Ryan Williams suggests a new approach to Supreme Court plurality precedent that promises to constrain lower courts’ decision-making while identifying a domain of bounded discretion in which they remain free to work through unanswered questions. “Questioning Marks: Plurality Decisions and Precedential Constraint” appeared in Stanford Law Review.
Diane Ring, in her Brigham Young University Law Review article “Developing Countries in an Age of Transparency and Disclosure,” explores the impact of transparency and disclosure trends from the perspective of developing countries, highlights benefits and risks, and identifies factors that will determine whether participating in the initiatives will be helpful or harmful.
David Olson published “Removing the Troll from the Thicket” in Florida Law Review in which he proposes a solution to the abuse of large patent portfolios by “patent trolls” and firms that commercialize patents. He argues that multiplying patent maintenance fees based on the size of a portfolio would incentivize holders to determine the patents’ value and let low-value patents lapse.
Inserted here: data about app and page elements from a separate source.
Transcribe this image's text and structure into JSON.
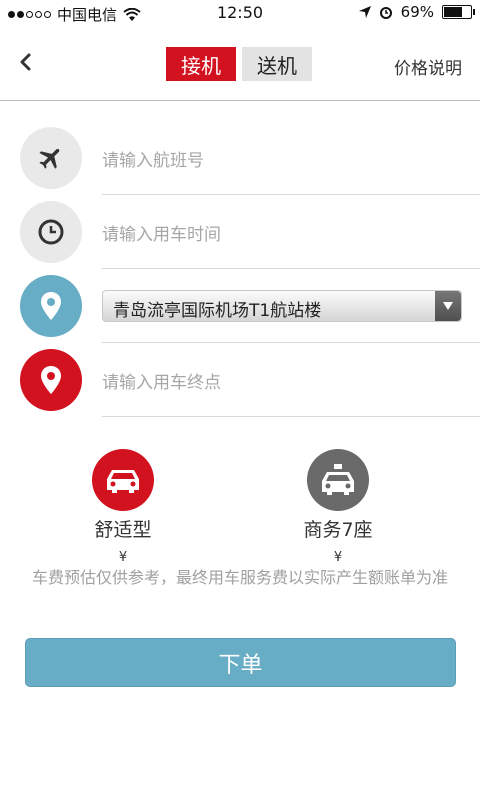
{
  "status_bar": {
    "carrier": "中国电信",
    "time": "12:50",
    "battery": "69%"
  },
  "nav": {
    "tabs": [
      {
        "label": "接机",
        "active": true
      },
      {
        "label": "送机",
        "active": false
      }
    ],
    "price_help": "价格说明"
  },
  "form": {
    "flight_placeholder": "请输入航班号",
    "time_placeholder": "请输入用车时间",
    "pickup_location": "青岛流亭国际机场T1航站楼",
    "destination_placeholder": "请输入用车终点"
  },
  "car_types": [
    {
      "name": "舒适型",
      "price": "¥",
      "color": "#d3121f",
      "icon": "car-icon"
    },
    {
      "name": "商务7座",
      "price": "¥",
      "color": "#6a6a6a",
      "icon": "taxi-icon"
    }
  ],
  "note": "车费预估仅供参考，最终用车服务费以实际产生额账单为准",
  "submit_label": "下单",
  "colors": {
    "accent_red": "#d3121f",
    "accent_blue": "#67adc5",
    "placeholder": "#a6a6a6"
  }
}
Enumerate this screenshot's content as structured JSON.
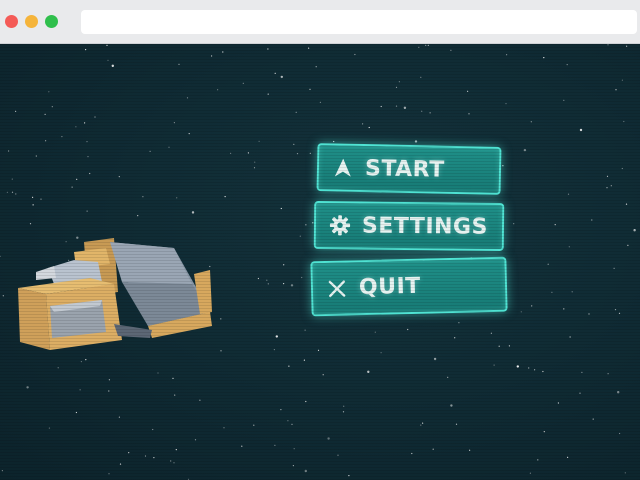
{
  "browser": {
    "window_controls": [
      "close",
      "minimize",
      "maximize"
    ],
    "address_bar_value": ""
  },
  "game": {
    "scene": "space-starfield",
    "menu": {
      "items": [
        {
          "id": "start",
          "label": "START",
          "icon": "play-arrow-icon"
        },
        {
          "id": "settings",
          "label": "SETTINGS",
          "icon": "gear-icon"
        },
        {
          "id": "quit",
          "label": "QUIT",
          "icon": "close-icon"
        }
      ]
    },
    "colors": {
      "background": "#0f2a33",
      "button_fill": "#1f8f88",
      "button_border": "#4fe3d3",
      "button_text": "#e6f3f1",
      "star": "#ffffff"
    }
  }
}
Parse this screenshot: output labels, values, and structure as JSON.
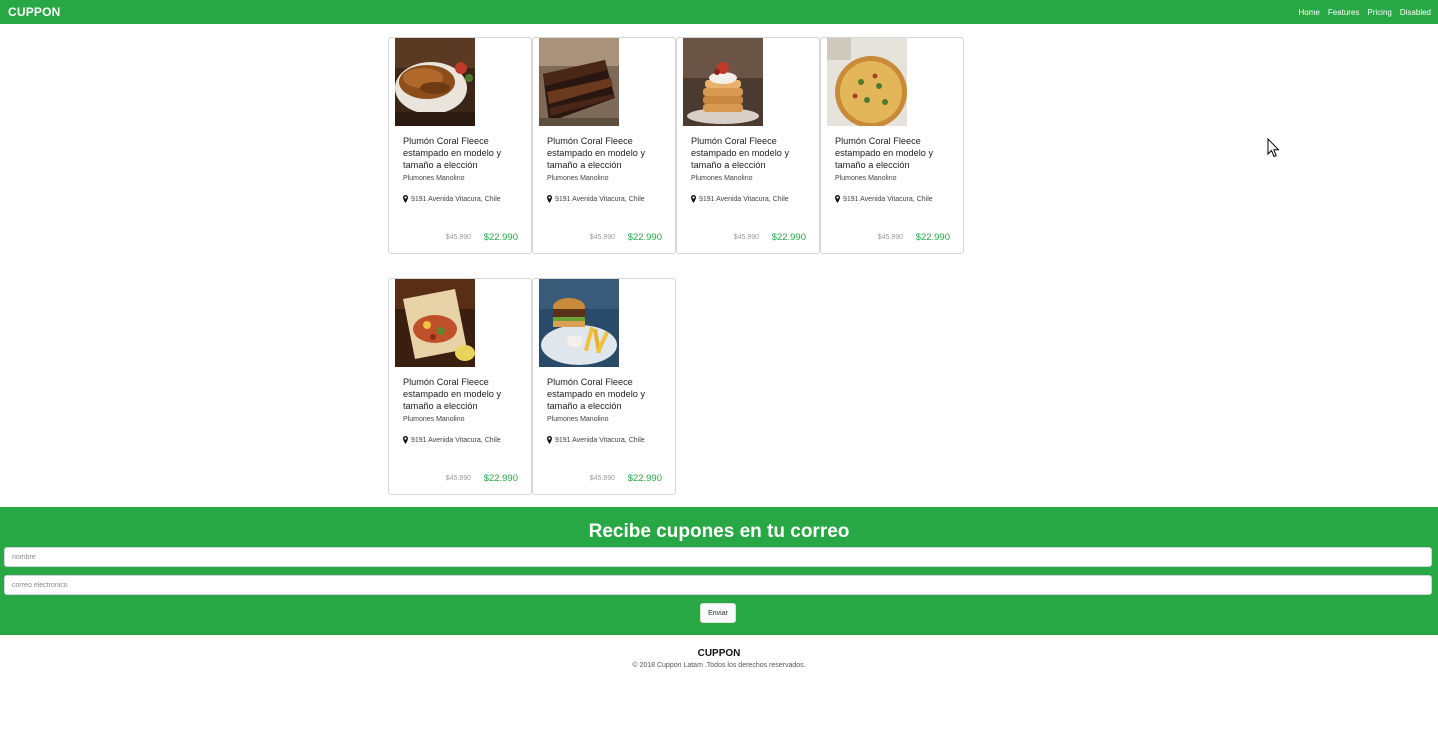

Mark Brodin (with Subrin, Minow, Main, and Lahav) published the fifth edition of Civil Procedure: Doctrine, Practice, and Content. An all-in-one learning solution, the textbook is widely used and respected for its well-written introduction, its cases, and its clear explanations of the doctrine, supported by comments that deepen students’ understanding of key concepts.